Entries in On Campus by Kirk Carapezza and Mallory Noe-Payne
Employers today want workers who are prepared to work in a global economy. One way students are gaining that exposure is by studying abroad. Today more than 289,000 American students go overseas during college. Still, that's just 10 percent of all students. Now, there’s a national push to make studying abroad more affordable and accessible.
Traditional colleges and universities face a host of challenges: rising costs, skyrocketing student debt and, increasingly, shifting demographics. In New England, the number of high school graduates will decrease in the next two decades, and at risk, higher ed experts say, are high-priced, four-year liberal-arts institutions, schools like in Norton, Massachusetts.
Massachusetts will need to graduate more college students to meet a growing demand for skilled workers. That's the finding of a report released Tuesday by the Department of Higher Education.
The report, called "Degrees of Urgency," finds by 2020 the number of high school graduates in Massachusetts will shrink by 9 percent. Higher Education Commissioner Richard Freeland calls it the perfect storm.
In an unprecedented broad-based survey, the Massachusetts Institute of Technology polled students about their attitudes and experiences with sexual assault on campus. One in six female undergraduate students who responded to the survey say they've experienced sexual assault on the Cambridge campus, although fewer than 5 percent reported the experience to authorities or to the school.
There's a growing skepticism in this country about whether college is really worth it. Now, one of higher education’s heavy hitters is weighing in on that national debate. On Friday, Harvard President Drew Faust kicked off the university’s campaign to make the case for college, writing an op-ed in the USA Today and delivering a speech to high school students and teachers in Dallas.
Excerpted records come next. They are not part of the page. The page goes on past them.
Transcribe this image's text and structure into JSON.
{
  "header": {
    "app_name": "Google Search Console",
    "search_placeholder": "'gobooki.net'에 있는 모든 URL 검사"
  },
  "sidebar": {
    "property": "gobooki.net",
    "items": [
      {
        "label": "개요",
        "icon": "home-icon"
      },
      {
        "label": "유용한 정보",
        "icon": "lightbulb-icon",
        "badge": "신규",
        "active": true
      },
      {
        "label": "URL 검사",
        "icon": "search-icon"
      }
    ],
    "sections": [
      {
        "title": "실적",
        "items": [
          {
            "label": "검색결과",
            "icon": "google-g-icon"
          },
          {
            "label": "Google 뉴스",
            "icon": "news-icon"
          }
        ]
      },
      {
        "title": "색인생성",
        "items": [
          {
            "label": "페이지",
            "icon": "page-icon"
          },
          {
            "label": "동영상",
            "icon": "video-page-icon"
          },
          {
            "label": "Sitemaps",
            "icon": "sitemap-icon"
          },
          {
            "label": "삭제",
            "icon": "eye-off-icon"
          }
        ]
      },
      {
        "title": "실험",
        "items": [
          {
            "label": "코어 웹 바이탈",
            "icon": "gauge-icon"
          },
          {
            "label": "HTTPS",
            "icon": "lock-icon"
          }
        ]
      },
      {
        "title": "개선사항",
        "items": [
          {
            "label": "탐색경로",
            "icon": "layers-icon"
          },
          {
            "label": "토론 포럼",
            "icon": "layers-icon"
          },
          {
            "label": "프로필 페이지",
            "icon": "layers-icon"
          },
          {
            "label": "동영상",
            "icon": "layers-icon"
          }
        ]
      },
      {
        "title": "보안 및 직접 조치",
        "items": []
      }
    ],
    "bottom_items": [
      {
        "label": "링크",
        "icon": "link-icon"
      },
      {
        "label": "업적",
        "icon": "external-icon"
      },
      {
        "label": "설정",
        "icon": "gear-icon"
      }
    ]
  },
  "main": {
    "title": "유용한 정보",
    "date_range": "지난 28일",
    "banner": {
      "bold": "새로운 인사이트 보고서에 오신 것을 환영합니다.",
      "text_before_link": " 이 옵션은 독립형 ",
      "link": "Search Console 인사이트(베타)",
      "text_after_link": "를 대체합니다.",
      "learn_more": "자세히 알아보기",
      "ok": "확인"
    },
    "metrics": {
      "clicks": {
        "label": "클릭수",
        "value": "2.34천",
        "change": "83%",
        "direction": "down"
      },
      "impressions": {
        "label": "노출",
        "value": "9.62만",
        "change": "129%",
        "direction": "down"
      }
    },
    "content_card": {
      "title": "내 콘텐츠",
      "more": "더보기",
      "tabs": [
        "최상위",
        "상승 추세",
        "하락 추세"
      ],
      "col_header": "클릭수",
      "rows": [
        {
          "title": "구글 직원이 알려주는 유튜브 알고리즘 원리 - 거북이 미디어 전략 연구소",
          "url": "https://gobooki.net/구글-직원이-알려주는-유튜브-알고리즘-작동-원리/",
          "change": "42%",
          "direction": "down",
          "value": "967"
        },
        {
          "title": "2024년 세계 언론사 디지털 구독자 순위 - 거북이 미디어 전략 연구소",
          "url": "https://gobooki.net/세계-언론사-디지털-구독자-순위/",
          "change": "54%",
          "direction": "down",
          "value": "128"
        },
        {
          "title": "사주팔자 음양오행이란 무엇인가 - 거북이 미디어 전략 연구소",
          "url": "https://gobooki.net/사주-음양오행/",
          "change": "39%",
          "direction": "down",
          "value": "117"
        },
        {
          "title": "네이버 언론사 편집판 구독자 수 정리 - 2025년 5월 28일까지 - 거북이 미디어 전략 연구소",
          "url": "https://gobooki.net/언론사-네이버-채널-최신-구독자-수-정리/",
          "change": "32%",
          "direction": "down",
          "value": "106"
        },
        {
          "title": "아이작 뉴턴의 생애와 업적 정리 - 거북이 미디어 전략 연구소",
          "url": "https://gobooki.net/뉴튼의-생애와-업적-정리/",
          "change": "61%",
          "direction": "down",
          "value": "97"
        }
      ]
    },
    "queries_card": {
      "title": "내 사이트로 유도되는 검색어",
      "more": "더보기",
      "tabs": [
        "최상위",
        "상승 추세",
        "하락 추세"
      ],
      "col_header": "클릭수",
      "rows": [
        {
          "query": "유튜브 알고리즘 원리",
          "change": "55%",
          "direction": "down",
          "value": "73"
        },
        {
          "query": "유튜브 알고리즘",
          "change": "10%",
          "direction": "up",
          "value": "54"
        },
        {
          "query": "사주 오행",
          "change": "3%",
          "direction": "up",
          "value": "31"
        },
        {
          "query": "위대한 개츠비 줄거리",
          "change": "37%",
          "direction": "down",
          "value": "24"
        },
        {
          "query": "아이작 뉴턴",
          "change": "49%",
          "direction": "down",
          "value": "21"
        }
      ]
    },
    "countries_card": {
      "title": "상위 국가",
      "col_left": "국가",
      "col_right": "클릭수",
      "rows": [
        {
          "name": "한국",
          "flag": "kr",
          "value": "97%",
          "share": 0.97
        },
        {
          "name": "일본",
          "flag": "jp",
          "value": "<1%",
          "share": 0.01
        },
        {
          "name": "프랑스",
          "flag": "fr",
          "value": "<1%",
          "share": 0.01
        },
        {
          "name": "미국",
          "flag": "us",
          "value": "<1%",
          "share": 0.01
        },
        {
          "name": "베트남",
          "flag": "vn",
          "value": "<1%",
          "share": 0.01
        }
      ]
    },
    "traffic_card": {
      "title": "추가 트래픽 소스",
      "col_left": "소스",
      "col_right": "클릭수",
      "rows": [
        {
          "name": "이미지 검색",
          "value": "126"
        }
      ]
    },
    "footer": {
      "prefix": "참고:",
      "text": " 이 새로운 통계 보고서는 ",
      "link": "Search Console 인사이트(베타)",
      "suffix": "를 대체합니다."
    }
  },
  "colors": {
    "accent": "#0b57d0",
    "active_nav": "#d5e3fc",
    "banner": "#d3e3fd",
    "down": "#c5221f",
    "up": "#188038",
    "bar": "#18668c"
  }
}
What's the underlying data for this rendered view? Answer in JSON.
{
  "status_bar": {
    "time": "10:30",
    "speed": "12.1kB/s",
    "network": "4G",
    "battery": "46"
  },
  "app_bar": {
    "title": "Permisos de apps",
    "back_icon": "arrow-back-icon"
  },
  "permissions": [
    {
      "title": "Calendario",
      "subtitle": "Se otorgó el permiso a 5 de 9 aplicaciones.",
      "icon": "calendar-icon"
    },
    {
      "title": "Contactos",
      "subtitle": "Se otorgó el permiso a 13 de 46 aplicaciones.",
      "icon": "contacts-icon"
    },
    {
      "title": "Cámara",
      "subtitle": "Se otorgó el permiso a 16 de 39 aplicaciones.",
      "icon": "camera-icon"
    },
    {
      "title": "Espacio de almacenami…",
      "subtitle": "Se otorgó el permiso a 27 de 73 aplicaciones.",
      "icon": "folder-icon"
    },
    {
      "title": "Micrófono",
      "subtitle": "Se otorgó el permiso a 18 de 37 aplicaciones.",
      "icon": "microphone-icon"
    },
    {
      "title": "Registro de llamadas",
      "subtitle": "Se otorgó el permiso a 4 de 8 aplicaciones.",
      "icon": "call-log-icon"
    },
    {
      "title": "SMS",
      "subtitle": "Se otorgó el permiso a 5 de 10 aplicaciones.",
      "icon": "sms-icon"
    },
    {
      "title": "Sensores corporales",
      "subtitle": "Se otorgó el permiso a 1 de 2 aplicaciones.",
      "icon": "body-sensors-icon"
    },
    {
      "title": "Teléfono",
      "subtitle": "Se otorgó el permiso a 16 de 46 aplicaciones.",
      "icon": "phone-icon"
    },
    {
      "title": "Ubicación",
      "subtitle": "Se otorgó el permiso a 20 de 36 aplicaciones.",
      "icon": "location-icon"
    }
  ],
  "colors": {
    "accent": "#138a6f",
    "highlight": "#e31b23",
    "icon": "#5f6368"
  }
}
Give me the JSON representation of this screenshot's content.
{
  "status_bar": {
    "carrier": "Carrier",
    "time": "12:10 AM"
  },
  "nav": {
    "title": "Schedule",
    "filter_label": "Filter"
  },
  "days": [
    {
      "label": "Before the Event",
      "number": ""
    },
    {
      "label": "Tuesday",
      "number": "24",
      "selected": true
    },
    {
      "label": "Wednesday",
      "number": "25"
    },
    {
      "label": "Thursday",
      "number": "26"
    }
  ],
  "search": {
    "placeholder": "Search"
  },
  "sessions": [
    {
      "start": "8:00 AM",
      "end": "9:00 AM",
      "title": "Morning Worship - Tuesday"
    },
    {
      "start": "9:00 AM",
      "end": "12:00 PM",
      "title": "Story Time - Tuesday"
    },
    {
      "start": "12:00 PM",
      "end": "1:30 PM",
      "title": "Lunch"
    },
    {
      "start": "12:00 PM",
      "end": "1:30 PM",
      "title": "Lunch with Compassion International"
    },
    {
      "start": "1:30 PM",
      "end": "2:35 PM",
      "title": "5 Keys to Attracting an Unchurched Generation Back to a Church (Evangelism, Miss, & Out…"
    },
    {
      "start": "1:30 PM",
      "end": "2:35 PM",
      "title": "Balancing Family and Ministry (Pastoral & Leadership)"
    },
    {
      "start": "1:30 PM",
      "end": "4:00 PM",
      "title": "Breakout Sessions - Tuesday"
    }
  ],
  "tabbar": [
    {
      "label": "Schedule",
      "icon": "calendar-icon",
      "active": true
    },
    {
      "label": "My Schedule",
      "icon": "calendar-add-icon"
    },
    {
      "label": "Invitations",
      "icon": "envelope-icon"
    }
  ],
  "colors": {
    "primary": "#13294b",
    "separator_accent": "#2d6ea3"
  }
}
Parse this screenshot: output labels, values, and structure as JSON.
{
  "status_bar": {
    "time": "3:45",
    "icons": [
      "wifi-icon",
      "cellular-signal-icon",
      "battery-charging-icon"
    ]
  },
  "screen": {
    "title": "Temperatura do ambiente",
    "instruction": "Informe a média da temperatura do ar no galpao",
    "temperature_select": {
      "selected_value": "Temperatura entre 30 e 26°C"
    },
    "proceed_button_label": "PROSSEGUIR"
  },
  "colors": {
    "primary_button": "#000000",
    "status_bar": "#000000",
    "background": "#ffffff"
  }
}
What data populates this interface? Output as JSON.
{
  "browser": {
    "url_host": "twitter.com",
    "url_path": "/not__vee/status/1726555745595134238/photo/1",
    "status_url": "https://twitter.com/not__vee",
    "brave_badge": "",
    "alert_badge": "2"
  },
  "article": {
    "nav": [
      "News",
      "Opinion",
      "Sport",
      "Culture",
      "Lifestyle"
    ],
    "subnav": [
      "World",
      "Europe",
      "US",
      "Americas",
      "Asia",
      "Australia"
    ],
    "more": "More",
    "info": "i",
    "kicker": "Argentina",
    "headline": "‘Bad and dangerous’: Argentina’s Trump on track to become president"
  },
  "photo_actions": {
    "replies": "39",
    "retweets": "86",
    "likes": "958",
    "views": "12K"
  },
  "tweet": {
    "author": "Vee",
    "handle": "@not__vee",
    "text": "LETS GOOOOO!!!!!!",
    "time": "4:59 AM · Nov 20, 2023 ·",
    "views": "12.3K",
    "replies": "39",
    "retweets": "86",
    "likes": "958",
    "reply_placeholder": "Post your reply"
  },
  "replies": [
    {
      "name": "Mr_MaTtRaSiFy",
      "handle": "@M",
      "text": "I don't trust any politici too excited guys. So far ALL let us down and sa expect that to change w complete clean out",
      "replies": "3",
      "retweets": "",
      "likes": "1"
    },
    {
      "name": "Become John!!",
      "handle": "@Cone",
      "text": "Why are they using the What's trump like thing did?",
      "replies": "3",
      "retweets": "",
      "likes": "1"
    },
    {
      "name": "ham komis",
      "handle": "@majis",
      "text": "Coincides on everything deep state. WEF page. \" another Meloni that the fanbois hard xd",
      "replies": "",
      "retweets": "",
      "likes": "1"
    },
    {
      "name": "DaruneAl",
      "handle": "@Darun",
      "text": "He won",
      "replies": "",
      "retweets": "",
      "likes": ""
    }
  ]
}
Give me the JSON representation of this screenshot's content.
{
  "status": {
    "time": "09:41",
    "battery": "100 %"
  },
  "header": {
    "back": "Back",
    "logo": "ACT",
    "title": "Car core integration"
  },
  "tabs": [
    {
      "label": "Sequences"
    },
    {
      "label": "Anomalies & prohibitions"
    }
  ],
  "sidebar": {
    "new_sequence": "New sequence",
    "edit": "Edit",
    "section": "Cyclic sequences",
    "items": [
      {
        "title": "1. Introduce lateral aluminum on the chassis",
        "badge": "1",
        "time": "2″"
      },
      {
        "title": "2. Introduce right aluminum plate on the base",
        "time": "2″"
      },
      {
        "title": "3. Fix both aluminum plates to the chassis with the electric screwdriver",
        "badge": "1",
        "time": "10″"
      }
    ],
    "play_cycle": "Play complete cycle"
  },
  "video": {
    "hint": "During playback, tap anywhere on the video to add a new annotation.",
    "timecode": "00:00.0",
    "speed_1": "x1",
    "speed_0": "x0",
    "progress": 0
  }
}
Branch campuses are smaller extensions of a school's main campus, located in a different city or state, and they're popping up across the country at a fast rate. Many Boston schools are now banking on these additional campuses to recruit students and to bolster their brands.
New York University offers one of this country's most expensive four-year degrees, and it's only getting more expensive.
John Sexton has been president of NYU for over a decade. During that time, the university's real-estate footprint has grown by two million square feet and it's launched 11 international academic centers. Sexton has faced significant criticism for the direction he's taken the school, and for rising costs. Earlier this year he announced he'll step down in 2016.
Schools give two types of scholarships: need-based scholarships that go to the lowest-income students, and merit scholarships that go to the smartest students. A report from the New America Foundation finds schools are increasingly using their money on merit scholarships. Steven Burd authored the report, and he says this trend means more money is going to those who need it the least.
Three years ago, sociologists Richard Arum and Josipa Roksa found that college students learn little while in school. Their book, Academically Adrift, shocked the academy and provoked angry responses.
Now, the two provocateurs are back. Their sequel is called Aspiring Adults Adrift. It follows the same students after graduation and concludes that schools focus on social life rather than academics, and that levies a high tariff on young adults. WGBH's On Campus recently sat down with Arum, and asked him why he wanted to track these young adults as they attempt to enter the working world.
School is almost back in session, and high school juniors and seniors are looking at colleges, trying to find the best fit. Families often turn to rankings, like U.S. News & World Report. But this year, Washington Monthly magazine is out with a different kind of college ranking, one where neither Harvard nor Stanford come out on top. Editor Paul Glastris calls it the "Bang for the Buck" list.